Also, for this to happen, Amazon would have to be very very very bad at doing its job, which is to sell products for a profit. A company that is that bad at doing its one job has no god-given right to remain liquid.
>The same behavior would happen with a company with better public trust and respect. And it’s not like anyone is selling those cameras to donate money to a warehouse worker in need.
>I just think it’s amazing how frail people’s morality is, how it goes out the window when certain conditions are met.
The parent wasn't talking about companies, they were talking about us people and how morality is shit these days. As to your focus in companies, they derive their morality from the people that run them. What's shit for the goose is shit for the gander.
People taking the high road makes a better world.
This sort of implies morality was better in the past. Do you believe that?
I am not suggesting today's morality is good but it seems like an improvement over the history of humanity to me.
People still return wallets full of money. How are they morally bankrupt?
Amazon is an example of unfettered capitalism, and are seen differently in the eyes of the consumer. Right or wrong, people just don't care about a megacorps well being (and I don't blame them).
Personally I'm in favour of worker coops with a capped pay disparity between the least and most valued workers (like 8x).
I'm not advocating for planned economies or a Chinese or Russian approach (power in the hands of the few).

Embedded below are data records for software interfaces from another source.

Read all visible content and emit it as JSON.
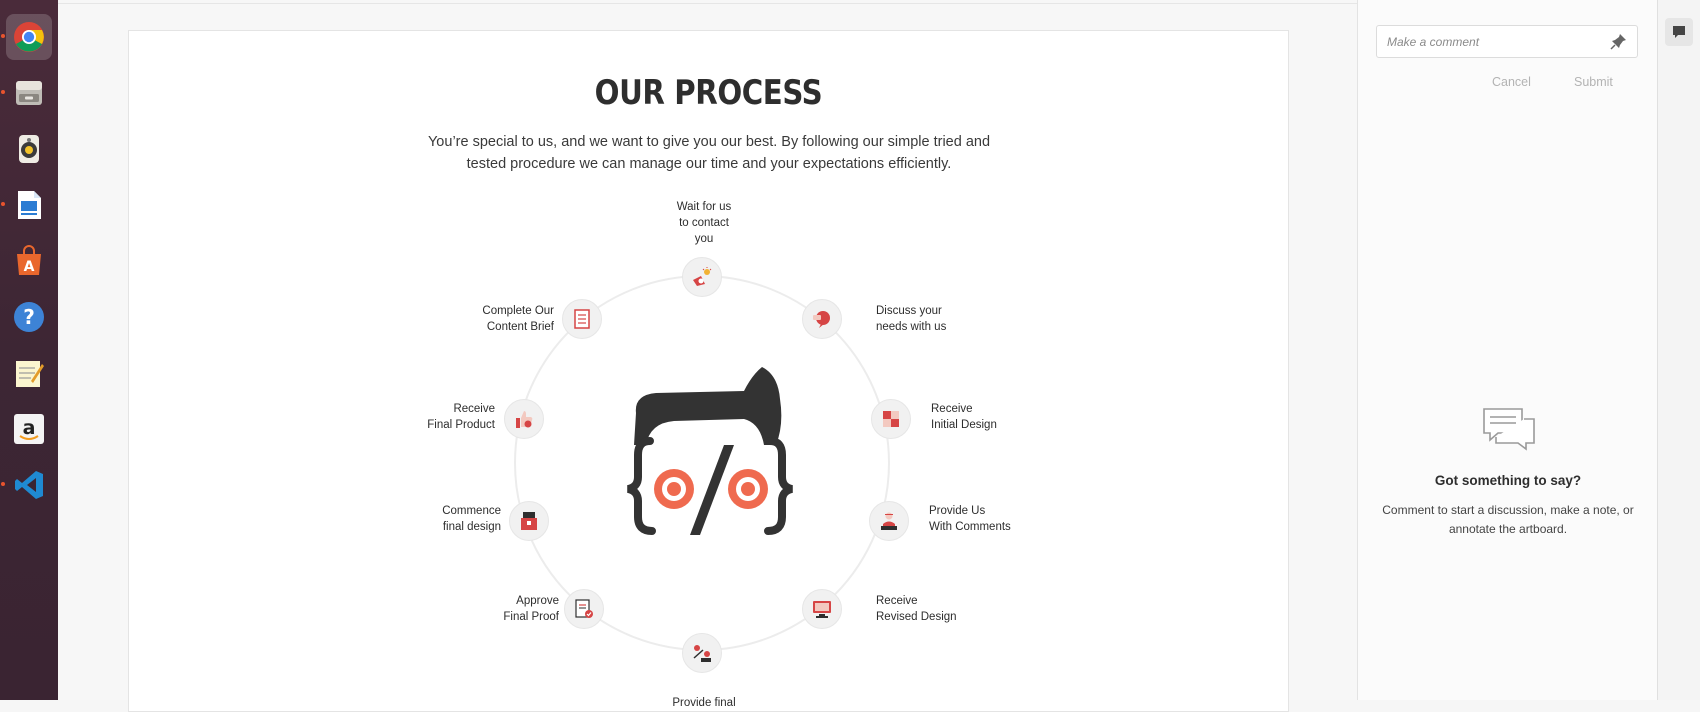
{
  "dock": {
    "apps": [
      {
        "name": "chrome-icon",
        "active": true,
        "running": true
      },
      {
        "name": "files-icon",
        "active": false,
        "running": true
      },
      {
        "name": "rhythmbox-icon",
        "active": false,
        "running": false
      },
      {
        "name": "writer-icon",
        "active": false,
        "running": true
      },
      {
        "name": "software-center-icon",
        "active": false,
        "running": false
      },
      {
        "name": "help-icon",
        "active": false,
        "running": false
      },
      {
        "name": "text-editor-icon",
        "active": false,
        "running": false
      },
      {
        "name": "amazon-icon",
        "active": false,
        "running": false
      },
      {
        "name": "vscode-icon",
        "active": false,
        "running": true
      }
    ]
  },
  "artboard": {
    "title": "OUR PROCESS",
    "intro": "You’re special to us, and we want to give you our best. By following our simple tried and tested procedure we can manage our time and your expectations efficiently.",
    "steps": [
      {
        "label": "Wait for us\nto contact you",
        "icon": "phone-bell-icon"
      },
      {
        "label": "Discuss your\nneeds with us",
        "icon": "speech-bubble-icon"
      },
      {
        "label": "Receive\nInitial Design",
        "icon": "puzzle-icon"
      },
      {
        "label": "Provide Us\nWith Comments",
        "icon": "person-stars-icon"
      },
      {
        "label": "Receive\nRevised Design",
        "icon": "monitor-icon"
      },
      {
        "label": "Provide final",
        "icon": "chat-users-icon"
      },
      {
        "label": "Approve\nFinal Proof",
        "icon": "approved-document-icon"
      },
      {
        "label": "Commence\nfinal design",
        "icon": "toolbox-icon"
      },
      {
        "label": "Receive\nFinal Product",
        "icon": "thumbs-up-icon"
      },
      {
        "label": "Complete Our\nContent Brief",
        "icon": "checklist-icon"
      }
    ],
    "logo": "code-face-logo",
    "accent_color": "#ef6a4f",
    "dark_color": "#333333"
  },
  "comments": {
    "placeholder": "Make a comment",
    "cancel_label": "Cancel",
    "submit_label": "Submit",
    "empty_title": "Got something to say?",
    "empty_text": "Comment to start a discussion, make a note, or annotate the artboard."
  }
}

That's not unfettered capitalism though. That's captured markets via regulation and laws picking winners and protecting incumbents. That's due to corporatism... when corporations, via imaginary person-hood, are given the same rights as humans. What I label as corporatism.
I think people would get more value out of work if they had a stake and a voice, instead of being peons for a super rich board of investors. I suspect we'd make longer term decisions, instead of cutting corners. We elect our leaders (antipathy aside), why can't democracy extend to the workplace? It can and does work already, so let's have more of it. More experiments, more critical thinking about the way things are. Subsidize co-ops the same as incorporations (or just get rid of subsidies entirely) so it's an even playing field.

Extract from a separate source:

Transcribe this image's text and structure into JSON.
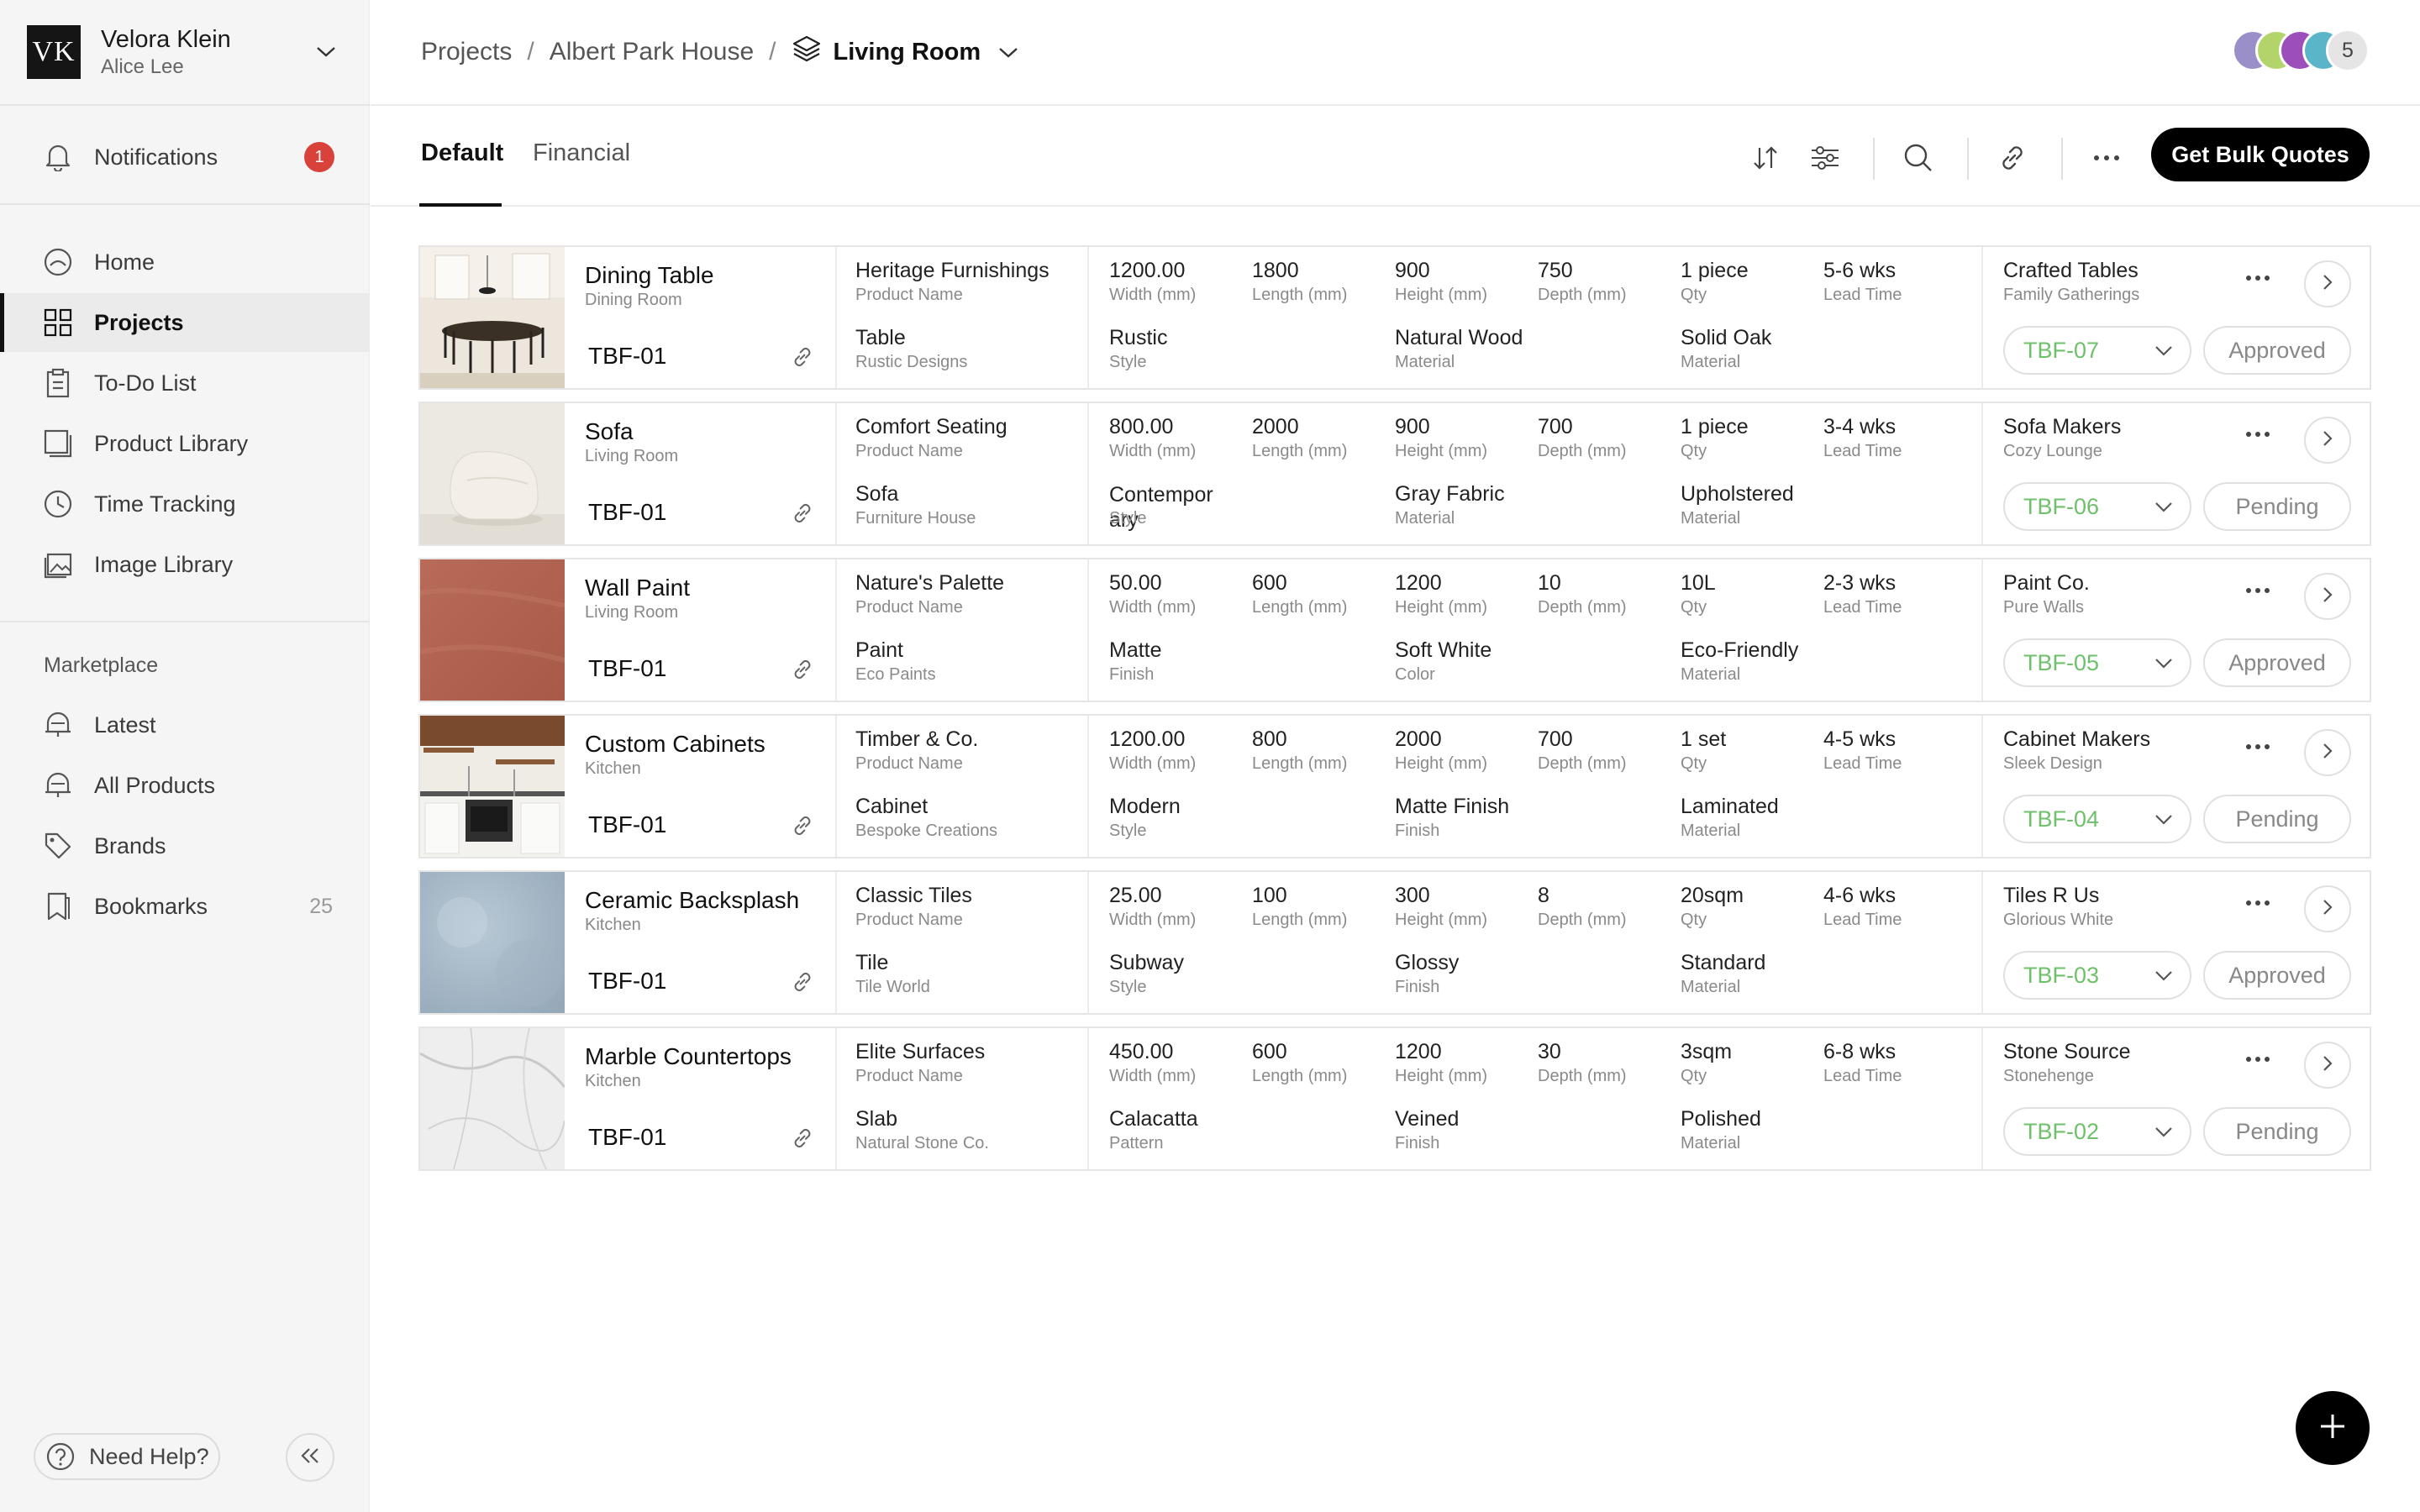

This was a well executed marketing campaign - they are looking to see how much ROI they will get on such marketing move. By the next prime day there will be millions more people logged in - looking for super deals!!!!
Do you really think they dont have a complex system in place that would flag this huge price discrepancy 100x before the product ships out? I dont think so.
Call it whatever you want, the way big companies like Amazon operate has moral implications and, therefore, Amazon has a moral. The fact that is isn't a single living organism but a sum of many doesn't mean it has no morals whatsoever.
I do understand your line of thinking - how do we create a law that can't be exploited? Because, after all, we expect it to be exploited at some point.
Although in my country the rules are the same (the lowest announced price has to be honored) there was a issue a few years ago that a product was announced at a much lower price. A judge ruled in favor of the seller. I don't really recall the details but I think the ruling was based on the fact that the law was supposed to avoid sellers exploiting buyers, but the announced price was a clear mistake.
Common sense above all, I guess.
Don't seem very likely. When word gets out (and it will) they'll lose customers that are much more valuable than that extra 10% they just got from you.
Is society human being? Is nation a human being?
If not then is it moral to deceive and cheat them too?
It specifically doesn't mean that one non-human entity should be treated the same as all other non-human entities.
For instance an argument could be made that it can be moral to cheat the State, but not Society. It's not an argument I want to discuss now, but the point is, you can use ethics and come to different conclusions about entities that are not human beings ...
I beg to differ...
Corporate personhood is the legal notion that a corporation, separately from its associated human beings (like owners, managers, or employees), has at least some of the legal rights and responsibilities enjoyed by natural persons (physical humans).